Please repeat the records beneath this task exactly as they appear, but skip the images.

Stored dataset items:
------------------------------

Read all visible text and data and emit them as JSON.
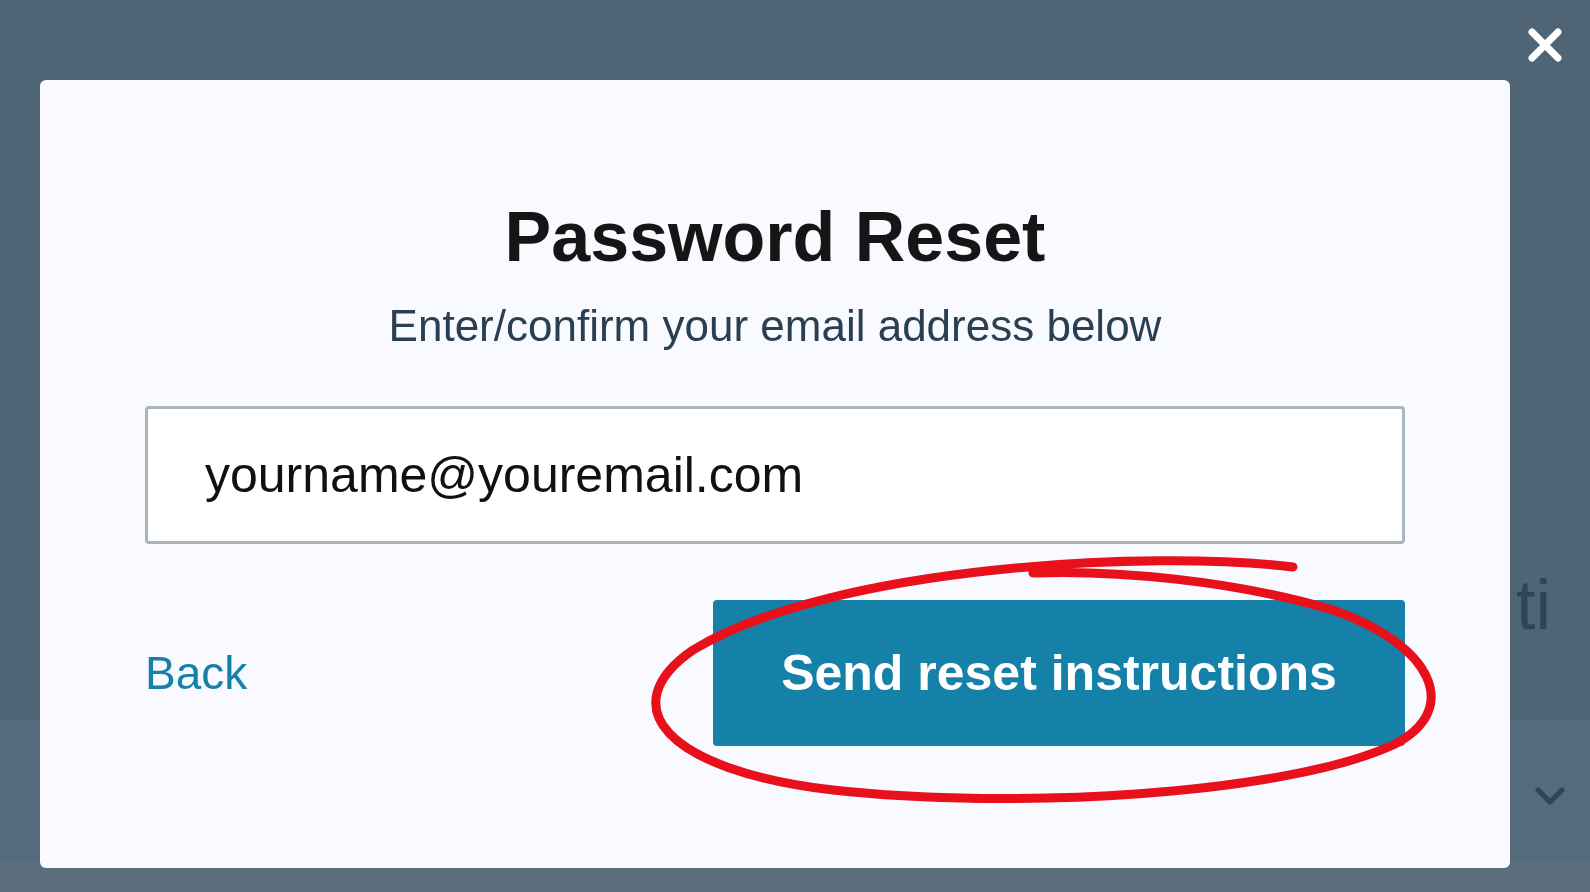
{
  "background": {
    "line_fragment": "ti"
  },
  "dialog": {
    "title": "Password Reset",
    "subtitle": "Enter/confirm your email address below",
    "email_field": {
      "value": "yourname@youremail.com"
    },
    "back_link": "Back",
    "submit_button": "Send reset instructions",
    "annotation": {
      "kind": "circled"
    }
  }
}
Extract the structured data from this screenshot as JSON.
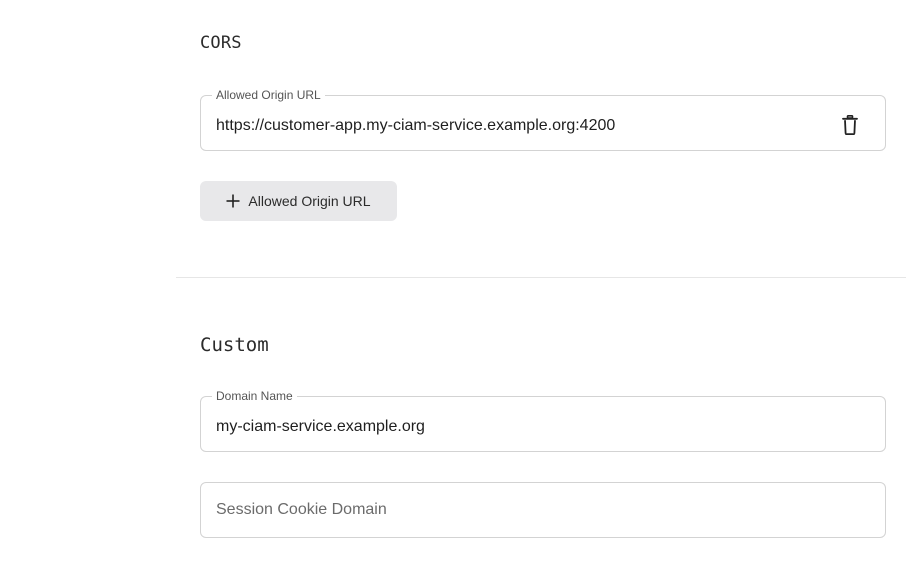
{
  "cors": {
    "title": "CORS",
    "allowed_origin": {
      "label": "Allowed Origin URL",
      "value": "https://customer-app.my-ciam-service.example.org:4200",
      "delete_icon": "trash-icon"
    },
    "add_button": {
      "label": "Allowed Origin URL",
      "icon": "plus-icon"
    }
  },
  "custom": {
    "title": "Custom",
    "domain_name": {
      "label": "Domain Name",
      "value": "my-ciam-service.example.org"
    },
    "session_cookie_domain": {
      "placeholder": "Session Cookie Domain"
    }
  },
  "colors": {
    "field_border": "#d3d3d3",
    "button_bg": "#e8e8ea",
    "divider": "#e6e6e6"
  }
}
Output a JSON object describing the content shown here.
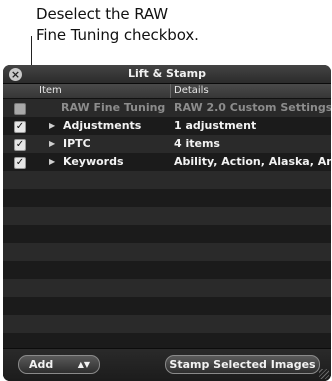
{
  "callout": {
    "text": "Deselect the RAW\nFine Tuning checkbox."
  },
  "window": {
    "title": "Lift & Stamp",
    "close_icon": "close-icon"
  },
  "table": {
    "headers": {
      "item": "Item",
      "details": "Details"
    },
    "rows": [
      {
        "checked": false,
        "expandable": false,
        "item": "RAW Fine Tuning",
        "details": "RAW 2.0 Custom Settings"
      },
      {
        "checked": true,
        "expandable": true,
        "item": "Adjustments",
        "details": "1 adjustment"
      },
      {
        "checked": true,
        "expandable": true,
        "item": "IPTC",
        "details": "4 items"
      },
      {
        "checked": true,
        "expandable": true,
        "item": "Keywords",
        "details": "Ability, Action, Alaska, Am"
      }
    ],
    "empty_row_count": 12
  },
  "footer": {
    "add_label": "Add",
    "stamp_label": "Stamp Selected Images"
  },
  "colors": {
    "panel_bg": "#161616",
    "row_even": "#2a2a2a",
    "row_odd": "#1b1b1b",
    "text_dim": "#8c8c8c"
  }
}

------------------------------

◆ Output of the exercise
Read all visible text and data and emit them as JSON.
{
  "background": {
    "line_fragment": "ti"
  },
  "dialog": {
    "title": "Password Reset",
    "subtitle": "Enter/confirm your email address below",
    "email_field": {
      "value": "yourname@youremail.com"
    },
    "back_link": "Back",
    "submit_button": "Send reset instructions",
    "annotation": {
      "kind": "circled"
    }
  }
}
Extract the structured data from this screenshot as JSON.
{
  "cors": {
    "title": "CORS",
    "allowed_origin": {
      "label": "Allowed Origin URL",
      "value": "https://customer-app.my-ciam-service.example.org:4200",
      "delete_icon": "trash-icon"
    },
    "add_button": {
      "label": "Allowed Origin URL",
      "icon": "plus-icon"
    }
  },
  "custom": {
    "title": "Custom",
    "domain_name": {
      "label": "Domain Name",
      "value": "my-ciam-service.example.org"
    },
    "session_cookie_domain": {
      "placeholder": "Session Cookie Domain"
    }
  },
  "colors": {
    "field_border": "#d3d3d3",
    "button_bg": "#e8e8ea",
    "divider": "#e6e6e6"
  }
}
Output a JSON object describing the content shown here.
{
  "callout": {
    "text": "Deselect the RAW\nFine Tuning checkbox."
  },
  "window": {
    "title": "Lift & Stamp",
    "close_icon": "close-icon"
  },
  "table": {
    "headers": {
      "item": "Item",
      "details": "Details"
    },
    "rows": [
      {
        "checked": false,
        "expandable": false,
        "item": "RAW Fine Tuning",
        "details": "RAW 2.0 Custom Settings"
      },
      {
        "checked": true,
        "expandable": true,
        "item": "Adjustments",
        "details": "1 adjustment"
      },
      {
        "checked": true,
        "expandable": true,
        "item": "IPTC",
        "details": "4 items"
      },
      {
        "checked": true,
        "expandable": true,
        "item": "Keywords",
        "details": "Ability, Action, Alaska, Am"
      }
    ],
    "empty_row_count": 12
  },
  "footer": {
    "add_label": "Add",
    "stamp_label": "Stamp Selected Images"
  },
  "colors": {
    "panel_bg": "#161616",
    "row_even": "#2a2a2a",
    "row_odd": "#1b1b1b",
    "text_dim": "#8c8c8c"
  }
}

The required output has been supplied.